On April 18, the Americans established the Iraq Stock Exchange (ISX) as a private institution, not a government body, whose general assembly would consist of brokers. Mr Abdulsalam was invited the following month to represent the 60 employees who worked for the Saddam-era bourse.
"They invited me to be the chief executive of the newly established stock exchange and asked me how long I needed until the bourse could be fully operational. I told them I needed at least 30 days," he says.
Mr Abdulsalam called a meeting for the 60 staff members and asked them to come to work every day. He met with a lot of opposition.
"They said they did not want to work because they had been receiving their salary at the end of the month for the past 15 months without doing anything," he says.
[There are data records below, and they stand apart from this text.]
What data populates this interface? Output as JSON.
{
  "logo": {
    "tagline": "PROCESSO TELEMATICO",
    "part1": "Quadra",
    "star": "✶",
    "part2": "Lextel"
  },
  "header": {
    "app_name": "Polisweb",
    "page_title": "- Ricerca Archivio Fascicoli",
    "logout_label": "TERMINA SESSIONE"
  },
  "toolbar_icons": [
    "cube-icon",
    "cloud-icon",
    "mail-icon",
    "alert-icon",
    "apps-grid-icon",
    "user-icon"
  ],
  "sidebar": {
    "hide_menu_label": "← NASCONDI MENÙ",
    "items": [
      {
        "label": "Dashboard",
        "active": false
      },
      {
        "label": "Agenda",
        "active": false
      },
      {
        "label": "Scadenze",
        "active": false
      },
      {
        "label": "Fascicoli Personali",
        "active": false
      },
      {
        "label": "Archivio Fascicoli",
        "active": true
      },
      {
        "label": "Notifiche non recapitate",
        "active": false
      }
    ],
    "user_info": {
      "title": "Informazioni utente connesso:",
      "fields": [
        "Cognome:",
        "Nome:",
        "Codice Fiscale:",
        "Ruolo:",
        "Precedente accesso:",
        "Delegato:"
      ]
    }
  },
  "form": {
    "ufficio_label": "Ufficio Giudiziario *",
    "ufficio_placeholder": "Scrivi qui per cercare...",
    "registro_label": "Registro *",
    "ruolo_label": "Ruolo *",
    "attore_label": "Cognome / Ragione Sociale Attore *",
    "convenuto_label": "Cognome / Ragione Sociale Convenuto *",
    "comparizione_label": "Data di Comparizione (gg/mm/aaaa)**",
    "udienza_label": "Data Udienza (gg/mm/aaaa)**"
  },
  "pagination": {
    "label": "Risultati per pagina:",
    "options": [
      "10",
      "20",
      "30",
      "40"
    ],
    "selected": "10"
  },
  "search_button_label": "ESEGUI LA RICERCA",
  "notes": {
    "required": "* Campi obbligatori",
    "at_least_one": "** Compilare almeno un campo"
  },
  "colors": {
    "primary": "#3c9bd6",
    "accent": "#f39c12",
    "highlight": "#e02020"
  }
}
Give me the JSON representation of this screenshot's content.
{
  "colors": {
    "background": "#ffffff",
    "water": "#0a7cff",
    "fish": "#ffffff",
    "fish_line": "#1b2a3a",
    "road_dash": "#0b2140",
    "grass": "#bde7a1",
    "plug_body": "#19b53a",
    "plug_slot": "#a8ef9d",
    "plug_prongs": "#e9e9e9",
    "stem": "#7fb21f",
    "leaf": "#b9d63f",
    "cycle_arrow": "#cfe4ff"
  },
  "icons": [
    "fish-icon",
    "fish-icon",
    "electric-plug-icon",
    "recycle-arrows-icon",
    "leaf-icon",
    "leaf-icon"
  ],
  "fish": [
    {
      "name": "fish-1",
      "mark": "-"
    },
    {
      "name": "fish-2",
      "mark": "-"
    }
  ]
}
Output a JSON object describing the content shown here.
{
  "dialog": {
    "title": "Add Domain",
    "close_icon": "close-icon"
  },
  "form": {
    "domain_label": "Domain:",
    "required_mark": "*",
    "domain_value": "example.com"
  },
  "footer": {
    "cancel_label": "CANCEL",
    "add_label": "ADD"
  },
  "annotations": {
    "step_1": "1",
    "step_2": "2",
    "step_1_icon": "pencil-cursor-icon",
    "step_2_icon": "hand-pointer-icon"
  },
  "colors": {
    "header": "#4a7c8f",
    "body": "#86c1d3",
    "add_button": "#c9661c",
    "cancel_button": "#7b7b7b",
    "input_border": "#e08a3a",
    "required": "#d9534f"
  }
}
"I invited the public companies to relist, but had to make my due diligence and retrieve new information. I didn't know if they got burned down, if someone stole their products, if their assets were still intact. Out of more than 80 public companies, I initially selected 15 companies which appeared that nothing happened with them. They were private banks. That number gradually rose to 86 listed companies."
Trading resumed after the ISX moved into a new building in the Karrada district, initially with three sessions a week. By 2006, Mr Abdulsalam signed an agreement with Nasdaq OMX to move towards automated trading.
"Taha came across as a chief executive who was desperately trying to make his markets work," says Shafi Wahid, the GCC head of dealing room and brokerage network at Mubasher Financial Services, which signed an agreement to offer live prices for the exchange last year.
Mr Abdulsalam recalls the fateful day on October 31, 2010, when men from The Islamic State of Iraq, a group linked to Al Qaeda, detonated a car bomb in front of the Catholic church next to the exchange. More than 100 people were held hostage inside the church and 58 people were shot and killed.
"That day was just like any ordinary work day," Mr Abdulsalam says.
"After having completed lunch at about 5.10pm, I received a call saying one of our security forces had been shot and a car bomb exploded in front of the exchange," Mr Abdulsalam says. "I immediately thought there was an attack specifically on the bourse."
He was inundated with calls from media and investors asking whether the stock market was the target.
Mr Abdulsalam reached the exchange at 5.30pm. "Thank God, I saw the building was fine, just the glass broken."
By 9pm, Iraqi Special Forces, backed by American air support, had rescued the hostages.
"That evening I called all the brokers and told them: tomorrow is a session, call your clients, your traders, your investors. Some asked if I was crazy," he says. "But it was important to prove that nothing happened to the stock market despite the attacks.
"As a citizen, what do you do? My job is to work. That's the best response to terrorism."